The euro advanced versus the yen and pound after a report showed German investor confidence unexpectedly rose in March for a fifth month.
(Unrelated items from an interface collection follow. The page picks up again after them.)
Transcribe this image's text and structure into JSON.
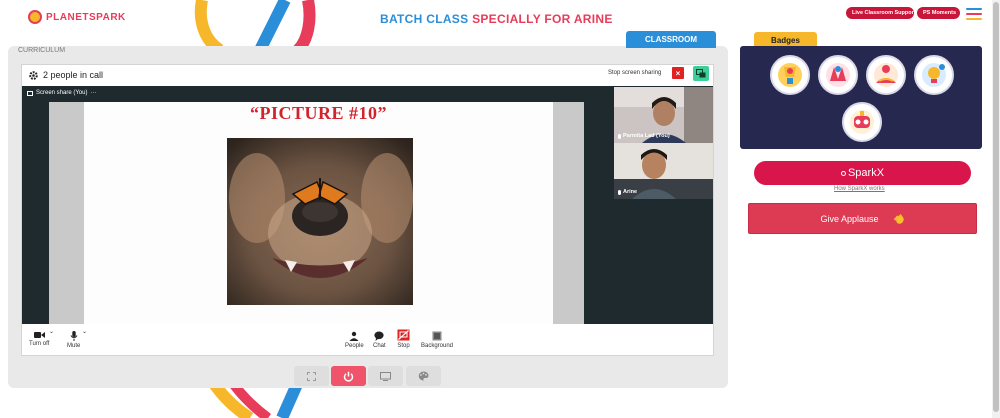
{
  "header": {
    "logo_text": "PLANETSPARK",
    "title_part1": "BATCH CLASS",
    "title_part2": "SPECIALLY FOR ARINE",
    "live_support_label": "Live Classroom Support",
    "moments_label": "PS Moments"
  },
  "main": {
    "curriculum_label": "CURRICULUM",
    "classroom_tab": "CLASSROOM"
  },
  "call": {
    "people_count": "2 people in call",
    "stop_sharing": "Stop screen sharing",
    "stop_x": "×",
    "screen_share_label": "Screen share (You)",
    "screen_share_more": "···",
    "slide_title": "“PICTURE #10”",
    "participants": [
      {
        "name": "Parmita Lad (You)"
      },
      {
        "name": "Arine"
      }
    ],
    "toolbar": {
      "camera": "Turn off",
      "mic": "Mute",
      "people": "People",
      "chat": "Chat",
      "stop": "Stop",
      "background": "Background"
    }
  },
  "sidebar": {
    "badges_title": "Badges",
    "sparkx_label": "SparkX",
    "sparkx_link": "How SparkX works",
    "applause_label": "Give Applause"
  },
  "colors": {
    "brand_red": "#e73c5a",
    "brand_blue": "#2b8ed8",
    "brand_yellow": "#f6b82a",
    "badges_bg": "#262850",
    "sparkx": "#d9164b"
  },
  "icons": [
    "logo-icon",
    "gear-icon",
    "switch-icon",
    "camera-icon",
    "mic-icon",
    "people-icon",
    "chat-icon",
    "stop-icon",
    "background-icon",
    "fullscreen-icon",
    "power-icon",
    "present-icon",
    "palette-icon",
    "clap-icon"
  ]
}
The yen fell more than 1 percent versus the Swedish krona and South Korean won on the Japanese central bank’s proposal to replenish capital.

“Ultimately, the BOJ will become more aggressive going forward,” said Lee Hardman, a London-based currency strategist at Bank of Tokyo-Mitsubishi Ltd. “That’s undermining the yen.”

The yen slid 0.7 percent to 128.24 per euro at 9 a.m. in New York, from 127.32 yesterday, when it reached 128.73, the weakest level since Dec. 29. The euro traded at $1.2966, compared with $1.2968. Japan’s currency declined 0.7 percent to 98.88 per dollar from 98.18.

Japan’s currency dropped 2.9 percent to 14.24 South Korean won and 1.3 percent to 11.66 versus the Swedish krona after Bank of Japan Governor Masaaki Shirakawa told reporters today in Tokyo that details of the subordinated loans will be provided “as soon as possible.” The BOJ will conclude a two-day policy meeting tomorrow.

The government offered in December to buy as much as 12 trillion yen ($122 billion) of preferred shares.

From Bloomberg News.